What began as a debate over national security has now become a war of words over spending - with both men accusing the other of pork barrell politics.
Sen. Rand Paul slammed Chris Christie's on Tuesday, calling the GOP governor the "king of bacon," adding another jab in a string of attacks the two Republicans have thrown at each other in recent days.
"This is the king of bacon talking about bacon," the Republican from Kentucky said on CNN's "The Situation Room." "You know, we have two military bases in Kentucky, and is Governor Christie recommending that we shut down our military bases? ... No what this debate really is about is that in order to have enough money for national defense, which I think is a priority for the government, you have to be willing to cut spending in other places, and Governor Christie and others have been part of this gimme, gimme, gimme, gimme all this money."
Paul's comments come after another day's worth of the two possible 2016 hopefuls trading barbs over national security and "pork barrel spending." Paul was responding specifically to a charge that Christie made that Kentucky gets more money from the federal government than it puts in, unlike New Jersey.
"Maybe he should start cutting the pork barrel spending that he brings home to Kentucky," Christie said, according to the Newark Star-Ledger. "But I doubt he will because most Washington politicians only care about bringing home the bacon so that they can get re-elected."
Christie said New Jersey gets back 61 cents for every dollar sent to Washington while Kentucky receives $1.51.
Before that, Paul had on Monday night called attacks from Christie "cheap and sad" that he would use "the cloak of 9/11 victims" to bash the Kentucky Republican.
"It's really, I think, kind of sad and cheap that he would use the cloak of 9/11 victims and say, I'm the only one who cares about these victims.
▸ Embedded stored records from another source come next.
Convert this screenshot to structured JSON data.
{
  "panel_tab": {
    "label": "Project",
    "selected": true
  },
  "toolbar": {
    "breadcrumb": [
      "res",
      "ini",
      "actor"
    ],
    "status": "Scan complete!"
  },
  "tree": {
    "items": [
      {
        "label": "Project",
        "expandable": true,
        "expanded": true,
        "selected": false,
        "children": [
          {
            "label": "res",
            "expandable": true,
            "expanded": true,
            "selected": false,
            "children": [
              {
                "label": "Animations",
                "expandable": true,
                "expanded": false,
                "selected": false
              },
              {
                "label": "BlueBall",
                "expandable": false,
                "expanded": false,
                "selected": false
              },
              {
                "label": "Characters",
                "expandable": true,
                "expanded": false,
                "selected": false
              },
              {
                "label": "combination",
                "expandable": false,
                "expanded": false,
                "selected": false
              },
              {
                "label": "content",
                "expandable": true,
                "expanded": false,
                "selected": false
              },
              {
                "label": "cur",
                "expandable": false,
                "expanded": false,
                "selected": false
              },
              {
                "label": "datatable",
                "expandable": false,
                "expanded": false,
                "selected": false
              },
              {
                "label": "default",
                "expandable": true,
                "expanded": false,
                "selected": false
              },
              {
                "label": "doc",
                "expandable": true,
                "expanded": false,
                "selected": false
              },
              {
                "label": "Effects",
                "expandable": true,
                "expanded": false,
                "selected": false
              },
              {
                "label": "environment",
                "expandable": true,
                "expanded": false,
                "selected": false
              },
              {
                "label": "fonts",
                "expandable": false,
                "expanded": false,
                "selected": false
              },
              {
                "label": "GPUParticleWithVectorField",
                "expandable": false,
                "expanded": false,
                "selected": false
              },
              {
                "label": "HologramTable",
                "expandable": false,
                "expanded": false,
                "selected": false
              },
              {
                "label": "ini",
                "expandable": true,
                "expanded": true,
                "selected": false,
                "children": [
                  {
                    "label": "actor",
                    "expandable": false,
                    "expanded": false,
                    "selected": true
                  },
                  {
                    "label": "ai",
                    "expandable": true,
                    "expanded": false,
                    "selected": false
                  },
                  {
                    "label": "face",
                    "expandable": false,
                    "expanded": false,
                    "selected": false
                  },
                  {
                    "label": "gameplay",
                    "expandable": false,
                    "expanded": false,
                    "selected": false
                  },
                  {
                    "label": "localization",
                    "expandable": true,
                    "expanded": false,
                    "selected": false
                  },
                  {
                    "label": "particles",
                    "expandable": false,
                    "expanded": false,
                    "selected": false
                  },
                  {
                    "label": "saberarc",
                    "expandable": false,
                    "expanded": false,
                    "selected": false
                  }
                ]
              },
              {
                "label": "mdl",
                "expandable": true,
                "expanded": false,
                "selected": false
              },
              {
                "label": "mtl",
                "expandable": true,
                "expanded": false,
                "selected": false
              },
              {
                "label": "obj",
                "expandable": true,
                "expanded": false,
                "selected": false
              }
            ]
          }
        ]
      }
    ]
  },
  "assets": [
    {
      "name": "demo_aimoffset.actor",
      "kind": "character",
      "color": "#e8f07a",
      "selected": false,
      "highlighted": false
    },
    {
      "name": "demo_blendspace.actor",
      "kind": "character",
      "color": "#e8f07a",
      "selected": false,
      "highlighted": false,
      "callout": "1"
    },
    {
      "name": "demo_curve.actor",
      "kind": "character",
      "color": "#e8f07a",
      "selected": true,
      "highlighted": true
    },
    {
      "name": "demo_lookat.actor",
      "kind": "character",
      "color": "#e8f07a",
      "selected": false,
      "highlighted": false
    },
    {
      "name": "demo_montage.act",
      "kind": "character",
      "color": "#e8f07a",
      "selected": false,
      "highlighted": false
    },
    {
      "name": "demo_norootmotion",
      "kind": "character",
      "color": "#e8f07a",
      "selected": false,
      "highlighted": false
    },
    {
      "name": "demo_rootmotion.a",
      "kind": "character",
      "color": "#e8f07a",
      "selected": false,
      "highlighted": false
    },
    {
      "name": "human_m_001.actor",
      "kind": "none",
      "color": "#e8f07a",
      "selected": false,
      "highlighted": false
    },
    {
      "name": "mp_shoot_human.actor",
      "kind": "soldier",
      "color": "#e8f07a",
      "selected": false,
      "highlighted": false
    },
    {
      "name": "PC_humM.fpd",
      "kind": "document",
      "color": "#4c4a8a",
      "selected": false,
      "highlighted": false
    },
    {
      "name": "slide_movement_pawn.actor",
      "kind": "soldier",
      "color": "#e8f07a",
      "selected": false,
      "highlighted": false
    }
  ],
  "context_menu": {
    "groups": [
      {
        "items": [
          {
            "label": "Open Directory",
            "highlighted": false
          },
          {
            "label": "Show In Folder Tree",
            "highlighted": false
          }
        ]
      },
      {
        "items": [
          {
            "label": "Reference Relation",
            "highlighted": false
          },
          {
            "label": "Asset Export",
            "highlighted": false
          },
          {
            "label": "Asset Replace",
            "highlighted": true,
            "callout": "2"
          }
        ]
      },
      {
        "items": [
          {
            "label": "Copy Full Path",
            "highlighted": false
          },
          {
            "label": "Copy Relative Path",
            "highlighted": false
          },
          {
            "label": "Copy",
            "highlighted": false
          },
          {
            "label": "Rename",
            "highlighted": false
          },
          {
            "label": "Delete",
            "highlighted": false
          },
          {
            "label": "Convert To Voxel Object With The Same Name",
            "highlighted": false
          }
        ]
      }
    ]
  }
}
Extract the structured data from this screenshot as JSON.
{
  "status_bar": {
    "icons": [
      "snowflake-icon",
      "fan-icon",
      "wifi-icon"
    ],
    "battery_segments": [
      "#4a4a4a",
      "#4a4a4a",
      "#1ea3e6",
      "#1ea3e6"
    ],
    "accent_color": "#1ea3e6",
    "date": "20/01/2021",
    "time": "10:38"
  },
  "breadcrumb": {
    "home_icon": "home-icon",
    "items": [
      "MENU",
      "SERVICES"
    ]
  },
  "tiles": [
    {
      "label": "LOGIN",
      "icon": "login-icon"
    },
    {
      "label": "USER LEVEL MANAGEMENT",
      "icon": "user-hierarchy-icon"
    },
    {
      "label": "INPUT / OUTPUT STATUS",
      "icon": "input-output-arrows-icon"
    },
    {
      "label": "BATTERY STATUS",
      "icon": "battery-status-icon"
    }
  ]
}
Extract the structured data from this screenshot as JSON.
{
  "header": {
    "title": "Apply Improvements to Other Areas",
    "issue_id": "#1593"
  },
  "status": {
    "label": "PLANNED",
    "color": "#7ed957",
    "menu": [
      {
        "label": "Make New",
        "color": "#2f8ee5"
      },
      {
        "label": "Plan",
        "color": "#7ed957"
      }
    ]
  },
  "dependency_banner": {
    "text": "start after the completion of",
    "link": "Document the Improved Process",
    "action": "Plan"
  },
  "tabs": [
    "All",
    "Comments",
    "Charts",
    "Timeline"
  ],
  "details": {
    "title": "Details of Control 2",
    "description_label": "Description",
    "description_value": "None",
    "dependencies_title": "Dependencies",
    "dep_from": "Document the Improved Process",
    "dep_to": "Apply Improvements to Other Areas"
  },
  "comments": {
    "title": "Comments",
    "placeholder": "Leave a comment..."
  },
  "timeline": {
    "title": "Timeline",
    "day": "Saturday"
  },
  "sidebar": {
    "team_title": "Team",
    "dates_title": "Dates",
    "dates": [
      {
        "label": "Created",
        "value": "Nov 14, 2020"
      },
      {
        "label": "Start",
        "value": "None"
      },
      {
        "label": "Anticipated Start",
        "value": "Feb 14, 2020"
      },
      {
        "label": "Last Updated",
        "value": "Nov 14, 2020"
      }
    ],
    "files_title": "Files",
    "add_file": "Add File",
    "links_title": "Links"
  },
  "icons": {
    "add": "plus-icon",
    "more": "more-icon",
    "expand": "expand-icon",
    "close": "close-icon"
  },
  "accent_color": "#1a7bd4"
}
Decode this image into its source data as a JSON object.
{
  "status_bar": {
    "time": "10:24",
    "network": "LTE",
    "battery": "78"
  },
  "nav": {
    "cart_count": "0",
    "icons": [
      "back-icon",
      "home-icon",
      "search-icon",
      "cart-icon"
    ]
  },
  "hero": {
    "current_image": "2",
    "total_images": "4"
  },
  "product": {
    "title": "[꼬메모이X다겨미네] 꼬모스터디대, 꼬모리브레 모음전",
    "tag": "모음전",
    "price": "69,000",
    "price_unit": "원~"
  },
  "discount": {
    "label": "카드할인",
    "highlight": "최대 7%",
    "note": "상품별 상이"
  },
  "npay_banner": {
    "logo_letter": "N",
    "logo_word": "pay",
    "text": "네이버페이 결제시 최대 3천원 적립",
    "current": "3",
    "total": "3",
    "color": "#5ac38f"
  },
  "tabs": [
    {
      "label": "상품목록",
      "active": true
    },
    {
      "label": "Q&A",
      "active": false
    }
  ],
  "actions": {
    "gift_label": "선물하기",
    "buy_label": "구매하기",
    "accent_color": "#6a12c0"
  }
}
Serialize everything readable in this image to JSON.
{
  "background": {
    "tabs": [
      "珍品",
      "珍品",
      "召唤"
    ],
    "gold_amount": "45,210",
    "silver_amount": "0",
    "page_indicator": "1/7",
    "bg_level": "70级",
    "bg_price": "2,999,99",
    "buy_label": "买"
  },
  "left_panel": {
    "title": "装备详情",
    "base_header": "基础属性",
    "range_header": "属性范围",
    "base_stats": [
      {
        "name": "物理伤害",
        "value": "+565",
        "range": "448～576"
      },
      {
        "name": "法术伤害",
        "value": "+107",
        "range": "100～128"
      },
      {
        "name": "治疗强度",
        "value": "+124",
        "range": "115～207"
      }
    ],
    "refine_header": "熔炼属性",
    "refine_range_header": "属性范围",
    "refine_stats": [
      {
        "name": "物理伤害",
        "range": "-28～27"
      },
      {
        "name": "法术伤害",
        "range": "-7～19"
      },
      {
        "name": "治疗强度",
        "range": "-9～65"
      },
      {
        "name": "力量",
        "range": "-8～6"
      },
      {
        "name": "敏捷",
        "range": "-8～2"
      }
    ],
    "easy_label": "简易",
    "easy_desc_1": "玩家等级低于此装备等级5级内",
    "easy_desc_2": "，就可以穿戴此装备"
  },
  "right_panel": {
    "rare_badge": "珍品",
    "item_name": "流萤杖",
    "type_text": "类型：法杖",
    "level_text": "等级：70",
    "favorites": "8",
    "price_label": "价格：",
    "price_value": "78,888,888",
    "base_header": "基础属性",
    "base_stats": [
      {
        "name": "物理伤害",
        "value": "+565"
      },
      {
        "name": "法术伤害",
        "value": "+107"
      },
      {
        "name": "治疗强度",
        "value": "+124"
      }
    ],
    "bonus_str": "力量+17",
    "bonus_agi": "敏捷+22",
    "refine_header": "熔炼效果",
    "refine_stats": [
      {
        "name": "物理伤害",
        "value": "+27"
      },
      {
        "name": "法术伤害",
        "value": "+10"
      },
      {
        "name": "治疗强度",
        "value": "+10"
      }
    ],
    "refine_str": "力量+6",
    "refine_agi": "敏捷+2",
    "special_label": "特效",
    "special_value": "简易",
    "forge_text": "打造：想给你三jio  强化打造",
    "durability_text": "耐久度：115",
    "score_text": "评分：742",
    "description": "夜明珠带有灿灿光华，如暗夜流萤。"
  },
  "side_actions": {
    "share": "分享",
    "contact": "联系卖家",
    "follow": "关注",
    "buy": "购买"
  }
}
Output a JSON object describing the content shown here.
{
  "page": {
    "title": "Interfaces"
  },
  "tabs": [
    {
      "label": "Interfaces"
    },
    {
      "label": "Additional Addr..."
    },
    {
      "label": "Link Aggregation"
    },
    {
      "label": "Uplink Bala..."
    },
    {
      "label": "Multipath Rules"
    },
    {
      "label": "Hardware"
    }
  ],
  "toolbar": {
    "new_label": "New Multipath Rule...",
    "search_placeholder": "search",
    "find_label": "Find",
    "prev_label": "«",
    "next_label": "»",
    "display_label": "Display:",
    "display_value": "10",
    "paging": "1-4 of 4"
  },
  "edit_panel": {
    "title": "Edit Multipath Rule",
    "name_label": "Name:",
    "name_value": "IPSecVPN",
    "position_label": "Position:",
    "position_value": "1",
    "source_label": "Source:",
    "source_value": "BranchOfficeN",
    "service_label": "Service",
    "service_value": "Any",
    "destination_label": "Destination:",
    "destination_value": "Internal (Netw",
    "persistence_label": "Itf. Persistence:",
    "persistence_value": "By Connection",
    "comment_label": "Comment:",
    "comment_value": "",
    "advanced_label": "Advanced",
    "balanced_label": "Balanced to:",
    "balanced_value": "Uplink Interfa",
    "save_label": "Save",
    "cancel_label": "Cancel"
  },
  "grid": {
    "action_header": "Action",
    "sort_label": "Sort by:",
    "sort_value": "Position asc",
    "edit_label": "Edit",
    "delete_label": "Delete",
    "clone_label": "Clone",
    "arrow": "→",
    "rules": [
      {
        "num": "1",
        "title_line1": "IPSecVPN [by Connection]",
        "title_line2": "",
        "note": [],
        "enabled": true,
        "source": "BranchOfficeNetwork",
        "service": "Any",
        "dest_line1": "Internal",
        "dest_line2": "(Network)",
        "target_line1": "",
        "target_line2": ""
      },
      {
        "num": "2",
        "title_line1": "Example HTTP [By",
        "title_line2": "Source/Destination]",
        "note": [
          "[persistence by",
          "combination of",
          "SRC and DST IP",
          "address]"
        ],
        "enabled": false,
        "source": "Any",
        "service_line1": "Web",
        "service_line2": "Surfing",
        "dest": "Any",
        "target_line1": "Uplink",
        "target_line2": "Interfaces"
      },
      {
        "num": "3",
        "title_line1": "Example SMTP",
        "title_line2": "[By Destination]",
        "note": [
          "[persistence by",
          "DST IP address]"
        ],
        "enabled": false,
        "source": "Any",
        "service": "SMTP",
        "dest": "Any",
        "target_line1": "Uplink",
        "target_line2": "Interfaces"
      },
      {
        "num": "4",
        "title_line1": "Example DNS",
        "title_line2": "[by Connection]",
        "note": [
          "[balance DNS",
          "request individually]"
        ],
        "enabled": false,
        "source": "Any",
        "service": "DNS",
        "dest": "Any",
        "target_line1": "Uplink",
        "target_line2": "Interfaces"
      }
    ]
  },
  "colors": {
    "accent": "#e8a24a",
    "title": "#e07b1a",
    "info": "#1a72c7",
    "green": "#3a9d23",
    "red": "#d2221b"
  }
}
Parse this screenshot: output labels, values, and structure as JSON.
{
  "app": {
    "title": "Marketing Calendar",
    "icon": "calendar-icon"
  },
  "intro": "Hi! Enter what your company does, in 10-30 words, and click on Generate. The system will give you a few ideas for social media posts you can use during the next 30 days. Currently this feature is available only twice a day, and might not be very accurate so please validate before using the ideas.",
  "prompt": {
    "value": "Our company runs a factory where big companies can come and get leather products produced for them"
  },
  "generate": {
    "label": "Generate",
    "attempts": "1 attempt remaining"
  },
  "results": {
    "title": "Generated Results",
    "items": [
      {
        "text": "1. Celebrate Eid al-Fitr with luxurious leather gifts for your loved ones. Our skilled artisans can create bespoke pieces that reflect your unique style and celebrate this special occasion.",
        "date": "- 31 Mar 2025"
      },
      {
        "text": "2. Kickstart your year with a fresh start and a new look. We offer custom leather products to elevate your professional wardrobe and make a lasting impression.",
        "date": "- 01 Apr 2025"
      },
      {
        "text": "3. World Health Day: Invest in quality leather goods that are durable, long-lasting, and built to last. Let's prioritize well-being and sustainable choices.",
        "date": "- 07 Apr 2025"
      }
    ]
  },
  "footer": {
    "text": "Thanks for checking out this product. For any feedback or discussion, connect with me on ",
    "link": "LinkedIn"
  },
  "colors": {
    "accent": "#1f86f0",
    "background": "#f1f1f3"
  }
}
Hogwash," Paul said on Monday to Sean Hannity on Fox News. "If he cared about protecting this country, maybe he wouldn't be in this 'give me, give me, give me all of the money' that you have in Washington or don't have and he would be more fiscally responsive and know the way we defend our country."
Of course, Christie fails to mention that there are more rural poor in Kentucky than New Jersey, and several large military bases that account for most of that money flowing to Kentucky. But one man's "pork" is another man's justifiable spending, so this argument will probably peter out with both men scoring points against the other.
Neither politician is covering themselves in glory. But as political theater, it is instructive as to what issues will be debated by GOP candidates in 2016.